◆ Supplied data ◆
——————————
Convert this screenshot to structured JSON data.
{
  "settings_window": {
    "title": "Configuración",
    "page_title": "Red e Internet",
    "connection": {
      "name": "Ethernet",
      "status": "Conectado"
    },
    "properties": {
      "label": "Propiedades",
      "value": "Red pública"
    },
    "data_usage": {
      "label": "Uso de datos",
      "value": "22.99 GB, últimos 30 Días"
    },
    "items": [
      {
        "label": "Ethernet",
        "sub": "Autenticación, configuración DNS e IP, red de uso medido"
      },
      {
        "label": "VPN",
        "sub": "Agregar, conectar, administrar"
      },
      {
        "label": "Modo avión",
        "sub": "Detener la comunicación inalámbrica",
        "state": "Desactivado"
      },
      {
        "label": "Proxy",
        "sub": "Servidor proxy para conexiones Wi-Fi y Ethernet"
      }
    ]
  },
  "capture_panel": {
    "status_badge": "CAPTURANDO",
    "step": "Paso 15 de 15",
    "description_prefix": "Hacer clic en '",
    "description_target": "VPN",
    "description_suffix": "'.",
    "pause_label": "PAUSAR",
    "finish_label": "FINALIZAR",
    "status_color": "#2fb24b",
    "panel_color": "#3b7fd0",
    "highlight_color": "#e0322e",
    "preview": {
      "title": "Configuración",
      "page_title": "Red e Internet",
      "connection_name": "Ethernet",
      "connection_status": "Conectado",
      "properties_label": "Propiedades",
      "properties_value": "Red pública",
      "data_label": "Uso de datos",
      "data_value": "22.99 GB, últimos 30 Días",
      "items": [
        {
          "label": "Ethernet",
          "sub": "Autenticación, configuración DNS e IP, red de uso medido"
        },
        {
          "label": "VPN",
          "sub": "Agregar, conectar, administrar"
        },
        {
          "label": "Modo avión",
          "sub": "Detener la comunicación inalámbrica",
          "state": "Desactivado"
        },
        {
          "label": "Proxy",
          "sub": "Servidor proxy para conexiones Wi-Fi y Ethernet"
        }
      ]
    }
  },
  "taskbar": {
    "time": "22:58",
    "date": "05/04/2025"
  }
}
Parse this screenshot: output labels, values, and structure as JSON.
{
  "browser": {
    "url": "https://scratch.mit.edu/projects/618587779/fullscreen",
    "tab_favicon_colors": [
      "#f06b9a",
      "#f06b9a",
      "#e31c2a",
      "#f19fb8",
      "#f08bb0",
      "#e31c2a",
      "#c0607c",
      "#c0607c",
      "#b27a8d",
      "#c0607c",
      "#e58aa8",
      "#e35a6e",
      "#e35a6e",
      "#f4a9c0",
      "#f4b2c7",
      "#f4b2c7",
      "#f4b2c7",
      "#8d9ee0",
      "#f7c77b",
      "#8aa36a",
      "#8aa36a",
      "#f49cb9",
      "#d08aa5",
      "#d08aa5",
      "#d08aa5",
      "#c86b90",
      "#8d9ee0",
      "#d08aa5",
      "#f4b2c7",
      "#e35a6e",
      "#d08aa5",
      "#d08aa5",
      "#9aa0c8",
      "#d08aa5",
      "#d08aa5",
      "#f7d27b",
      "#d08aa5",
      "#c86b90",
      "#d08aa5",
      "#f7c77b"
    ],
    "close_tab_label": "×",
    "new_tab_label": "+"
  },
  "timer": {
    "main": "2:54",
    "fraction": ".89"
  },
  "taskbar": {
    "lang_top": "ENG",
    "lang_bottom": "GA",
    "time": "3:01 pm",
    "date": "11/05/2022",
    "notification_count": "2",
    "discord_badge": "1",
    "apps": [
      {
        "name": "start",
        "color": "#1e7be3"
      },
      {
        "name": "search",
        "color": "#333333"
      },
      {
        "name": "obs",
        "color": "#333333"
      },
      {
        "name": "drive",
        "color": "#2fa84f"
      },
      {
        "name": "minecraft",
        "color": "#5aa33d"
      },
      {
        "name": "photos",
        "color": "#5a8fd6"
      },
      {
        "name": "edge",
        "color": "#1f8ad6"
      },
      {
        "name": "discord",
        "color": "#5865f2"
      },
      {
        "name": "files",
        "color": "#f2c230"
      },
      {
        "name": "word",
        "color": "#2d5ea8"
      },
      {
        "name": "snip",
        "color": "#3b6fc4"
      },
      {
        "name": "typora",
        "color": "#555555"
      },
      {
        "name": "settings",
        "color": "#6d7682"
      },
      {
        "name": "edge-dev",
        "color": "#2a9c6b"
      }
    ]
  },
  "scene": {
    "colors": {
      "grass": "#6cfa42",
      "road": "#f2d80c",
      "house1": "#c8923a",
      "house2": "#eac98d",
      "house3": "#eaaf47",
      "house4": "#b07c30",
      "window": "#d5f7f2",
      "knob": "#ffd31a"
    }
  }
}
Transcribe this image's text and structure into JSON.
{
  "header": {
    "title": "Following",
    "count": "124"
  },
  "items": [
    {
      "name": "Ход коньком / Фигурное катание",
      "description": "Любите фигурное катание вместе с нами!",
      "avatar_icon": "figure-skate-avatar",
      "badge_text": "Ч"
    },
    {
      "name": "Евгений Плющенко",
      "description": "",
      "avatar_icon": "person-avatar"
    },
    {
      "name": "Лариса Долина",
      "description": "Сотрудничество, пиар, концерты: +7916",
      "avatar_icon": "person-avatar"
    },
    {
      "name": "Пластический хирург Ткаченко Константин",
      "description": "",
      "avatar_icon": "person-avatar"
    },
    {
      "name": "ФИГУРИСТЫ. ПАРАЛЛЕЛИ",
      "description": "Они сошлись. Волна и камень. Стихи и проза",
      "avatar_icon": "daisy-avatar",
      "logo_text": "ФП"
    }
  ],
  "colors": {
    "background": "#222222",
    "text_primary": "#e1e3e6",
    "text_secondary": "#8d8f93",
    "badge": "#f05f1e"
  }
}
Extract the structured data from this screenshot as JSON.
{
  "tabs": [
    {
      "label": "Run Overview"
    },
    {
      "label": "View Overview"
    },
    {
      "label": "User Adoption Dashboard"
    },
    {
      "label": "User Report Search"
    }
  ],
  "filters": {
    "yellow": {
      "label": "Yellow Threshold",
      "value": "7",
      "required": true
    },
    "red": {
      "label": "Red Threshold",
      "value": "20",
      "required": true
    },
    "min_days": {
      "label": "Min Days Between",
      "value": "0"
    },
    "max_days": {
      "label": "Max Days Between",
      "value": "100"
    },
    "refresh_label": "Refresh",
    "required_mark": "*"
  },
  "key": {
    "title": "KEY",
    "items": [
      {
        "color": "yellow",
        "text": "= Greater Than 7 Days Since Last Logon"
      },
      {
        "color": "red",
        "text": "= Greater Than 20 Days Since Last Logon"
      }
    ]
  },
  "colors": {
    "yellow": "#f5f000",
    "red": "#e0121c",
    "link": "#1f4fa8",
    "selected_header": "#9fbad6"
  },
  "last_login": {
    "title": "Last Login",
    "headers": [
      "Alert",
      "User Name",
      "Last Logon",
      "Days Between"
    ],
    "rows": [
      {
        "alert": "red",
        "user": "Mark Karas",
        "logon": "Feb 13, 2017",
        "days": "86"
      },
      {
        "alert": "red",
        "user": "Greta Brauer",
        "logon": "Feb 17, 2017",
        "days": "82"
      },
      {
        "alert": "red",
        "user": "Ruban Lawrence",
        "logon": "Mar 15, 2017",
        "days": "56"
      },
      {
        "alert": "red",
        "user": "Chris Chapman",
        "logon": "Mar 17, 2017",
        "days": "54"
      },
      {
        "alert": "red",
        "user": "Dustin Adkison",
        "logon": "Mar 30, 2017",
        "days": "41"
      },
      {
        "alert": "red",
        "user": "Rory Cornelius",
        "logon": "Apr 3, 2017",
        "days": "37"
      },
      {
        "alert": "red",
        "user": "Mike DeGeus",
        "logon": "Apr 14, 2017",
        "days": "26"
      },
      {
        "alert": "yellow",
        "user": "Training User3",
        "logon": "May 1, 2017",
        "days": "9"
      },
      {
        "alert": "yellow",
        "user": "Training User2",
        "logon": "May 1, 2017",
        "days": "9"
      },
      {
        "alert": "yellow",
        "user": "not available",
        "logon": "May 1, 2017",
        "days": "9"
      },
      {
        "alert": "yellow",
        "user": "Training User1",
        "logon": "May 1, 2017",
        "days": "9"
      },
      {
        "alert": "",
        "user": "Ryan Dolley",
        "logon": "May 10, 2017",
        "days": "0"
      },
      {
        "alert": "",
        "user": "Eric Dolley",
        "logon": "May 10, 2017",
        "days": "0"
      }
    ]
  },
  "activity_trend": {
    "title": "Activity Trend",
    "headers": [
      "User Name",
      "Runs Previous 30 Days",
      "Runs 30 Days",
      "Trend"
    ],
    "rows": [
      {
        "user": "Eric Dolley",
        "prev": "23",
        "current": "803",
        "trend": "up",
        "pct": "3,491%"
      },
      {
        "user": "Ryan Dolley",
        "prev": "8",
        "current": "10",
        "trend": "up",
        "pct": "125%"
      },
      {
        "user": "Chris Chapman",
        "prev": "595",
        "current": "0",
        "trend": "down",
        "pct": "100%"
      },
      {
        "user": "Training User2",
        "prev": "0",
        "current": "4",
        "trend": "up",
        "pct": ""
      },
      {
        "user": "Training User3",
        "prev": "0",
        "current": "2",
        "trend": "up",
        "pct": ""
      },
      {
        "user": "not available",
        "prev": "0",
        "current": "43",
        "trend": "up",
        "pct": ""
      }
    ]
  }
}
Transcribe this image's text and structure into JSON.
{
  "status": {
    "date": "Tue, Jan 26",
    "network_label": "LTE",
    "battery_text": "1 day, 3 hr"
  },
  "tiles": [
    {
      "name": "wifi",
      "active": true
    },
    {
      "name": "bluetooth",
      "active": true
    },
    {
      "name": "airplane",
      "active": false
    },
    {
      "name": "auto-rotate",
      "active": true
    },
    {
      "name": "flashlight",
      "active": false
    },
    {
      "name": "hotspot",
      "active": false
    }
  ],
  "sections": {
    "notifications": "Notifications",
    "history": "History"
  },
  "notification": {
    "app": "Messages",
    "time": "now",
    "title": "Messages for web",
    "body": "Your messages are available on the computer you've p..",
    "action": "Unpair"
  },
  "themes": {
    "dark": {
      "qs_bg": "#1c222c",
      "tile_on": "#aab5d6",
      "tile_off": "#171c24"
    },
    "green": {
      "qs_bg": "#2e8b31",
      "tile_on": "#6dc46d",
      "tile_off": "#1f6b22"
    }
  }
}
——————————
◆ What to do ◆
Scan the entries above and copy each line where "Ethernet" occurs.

◆ Response to the task ◆
      "name": "Ethernet",
        "label": "Ethernet",
        "sub": "Servidor proxy para conexiones Wi-Fi y Ethernet"
      "connection_name": "Ethernet",
          "label": "Ethernet",
          "sub": "Servidor proxy para conexiones Wi-Fi y Ethernet"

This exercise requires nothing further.